Human rights judges have rejected a mass electronic snooping complaint against Sweden.
They declared on 19 June that bulk interception of communications in Sweden meets European Convention on Human Rights standards.
In its Chamber judgment in the case of Centrum för rättvisa v. Sweden (application no. 35252/08) the European Court of Human Rights held, unanimously, that there had been:
no violation of Article 8 (right to respect for private and family life, the home and the correspondence) of the European Convention on Human Rights.
The case concerned a complaint brought by a public interest law firm alleging that legislation permitting the bulk interception of electronic signals in Sweden for foreign intelligence purposes breached its privacy rights.
The court considered that the relevant legislation amounted to a system of secret surveillance that potentially affected all users of mobile telephones and the Internet, without their being notified.
Also, there was no domestic remedy providing detailed grounds in response to a complainant who suspected that his or her communications had been intercepted.

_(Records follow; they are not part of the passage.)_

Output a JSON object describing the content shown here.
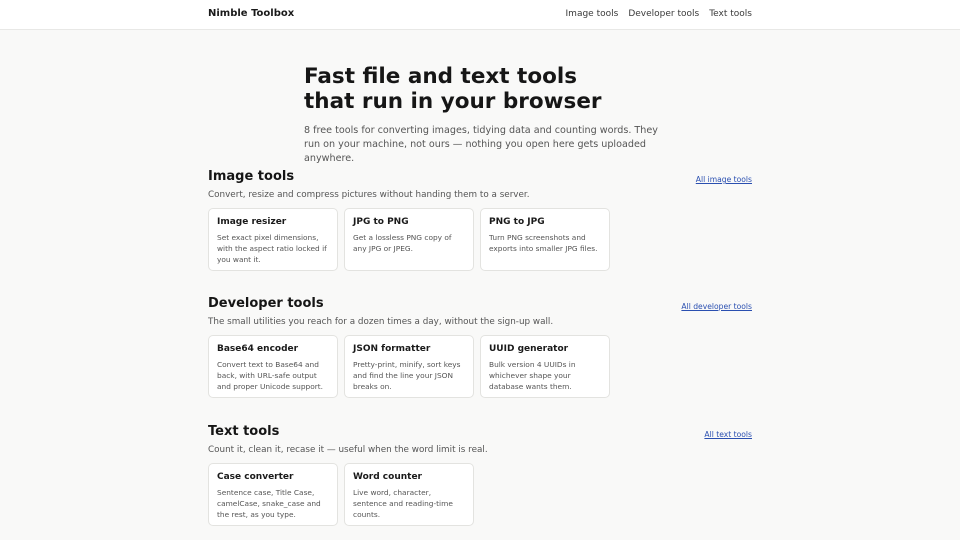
{
  "header": {
    "brand": "Nimble Toolbox",
    "nav": [
      "Image tools",
      "Developer tools",
      "Text tools"
    ]
  },
  "hero": {
    "title_line1": "Fast file and text tools",
    "title_line2": "that run in your browser",
    "subtitle": "8 free tools for converting images, tidying data and counting words. They run on your machine, not ours — nothing you open here gets uploaded anywhere."
  },
  "sections": [
    {
      "title": "Image tools",
      "subtitle": "Convert, resize and compress pictures without handing them to a server.",
      "all_link": "All image tools",
      "cards": [
        {
          "title": "Image resizer",
          "desc": "Set exact pixel dimensions, with the aspect ratio locked if you want it."
        },
        {
          "title": "JPG to PNG",
          "desc": "Get a lossless PNG copy of any JPG or JPEG."
        },
        {
          "title": "PNG to JPG",
          "desc": "Turn PNG screenshots and exports into smaller JPG files."
        }
      ]
    },
    {
      "title": "Developer tools",
      "subtitle": "The small utilities you reach for a dozen times a day, without the sign-up wall.",
      "all_link": "All developer tools",
      "cards": [
        {
          "title": "Base64 encoder",
          "desc": "Convert text to Base64 and back, with URL-safe output and proper Unicode support."
        },
        {
          "title": "JSON formatter",
          "desc": "Pretty-print, minify, sort keys and find the line your JSON breaks on."
        },
        {
          "title": "UUID generator",
          "desc": "Bulk version 4 UUIDs in whichever shape your database wants them."
        }
      ]
    },
    {
      "title": "Text tools",
      "subtitle": "Count it, clean it, recase it — useful when the word limit is real.",
      "all_link": "All text tools",
      "cards": [
        {
          "title": "Case converter",
          "desc": "Sentence case, Title Case, camelCase, snake_case and the rest, as you type."
        },
        {
          "title": "Word counter",
          "desc": "Live word, character, sentence and reading-time counts."
        }
      ]
    }
  ]
}
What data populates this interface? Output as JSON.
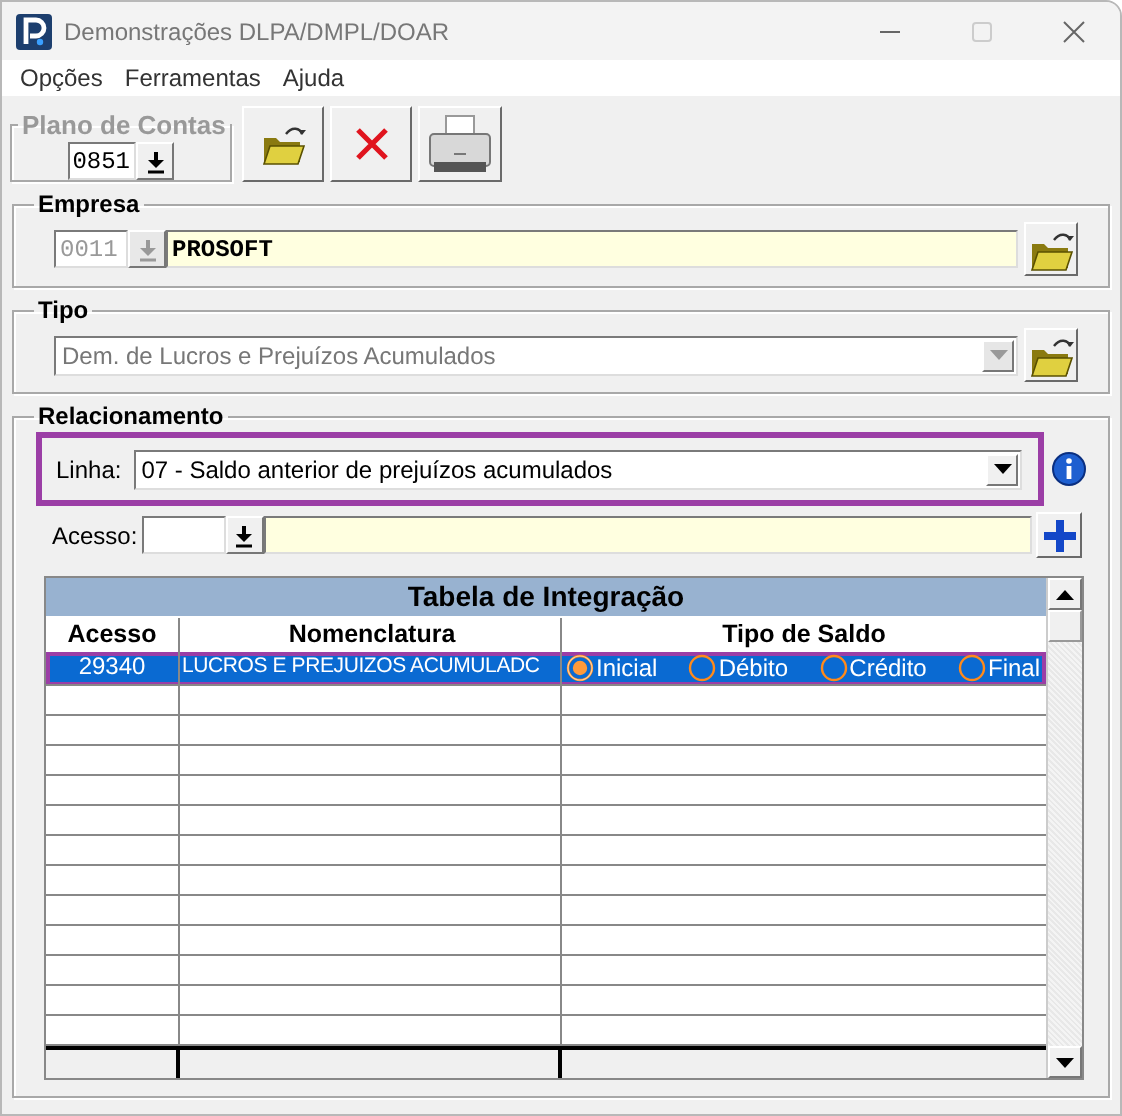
{
  "window": {
    "title": "Demonstrações DLPA/DMPL/DOAR"
  },
  "menu": [
    "Opções",
    "Ferramentas",
    "Ajuda"
  ],
  "plano_de_contas": {
    "label": "Plano de Contas",
    "value": "0851"
  },
  "empresa": {
    "label": "Empresa",
    "code": "0011",
    "name": "PROSOFT",
    "disabled": true
  },
  "tipo": {
    "label": "Tipo",
    "value": "Dem. de Lucros e Prejuízos Acumulados",
    "disabled": true
  },
  "relacionamento": {
    "label": "Relacionamento",
    "linha": {
      "label": "Linha:",
      "value": "07 - Saldo anterior de prejuízos acumulados",
      "highlighted": true
    },
    "acesso": {
      "label": "Acesso:"
    }
  },
  "table": {
    "title": "Tabela de Integração",
    "columns": [
      "Acesso",
      "Nomenclatura",
      "Tipo de Saldo"
    ],
    "rows": [
      {
        "acesso": "29340",
        "nomenclatura": "LUCROS E PREJUIZOS ACUMULADC",
        "selected": true,
        "highlighted": true,
        "options": [
          {
            "label": "Inicial",
            "selected": true
          },
          {
            "label": "Débito",
            "selected": false
          },
          {
            "label": "Crédito",
            "selected": false
          },
          {
            "label": "Final",
            "selected": false
          }
        ]
      }
    ]
  }
}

On that basis, the court found it justified to examine the legislation in the abstract. The law firm could claim to be a victim of a violation of the convention, although it had not brought any domestic proceedings or made a concrete allegation that its communications had actually been intercepted.
The mere existence of the legislation amounted in itself to an interference with its rights under Article 8.
The court went on to say that, although there were some areas for improvement, overall the Swedish system of bulk interception provided adequate and sufficient guarantees against arbitrariness and the risk of abuse.
In particular, the scope of the signals intelligence measures and the treatment of intercepted data were clearly defined in law, permission for interception had to be by court order after a detailed examination, it was only permitted for communications crossing the Swedish border and not within Sweden itself, it could only be for a maximum of six months, and any renewal required a review.
Furthermore, there were several independent bodies, in particular an inspectorate, tasked with the supervision and review of the system.
Lastly, the lack of notification of surveillance measures was compensated for by the fact that there were a number of complaint mechanisms available, in particular via the inspectorate, the Parliamentary Ombudsmen and the Chancellor of Justice.
When coming to that conclusion, the court took into account the state’s discretionary powers in protecting national security, especially given the present-day threats of global terrorism and serious cross-border crime.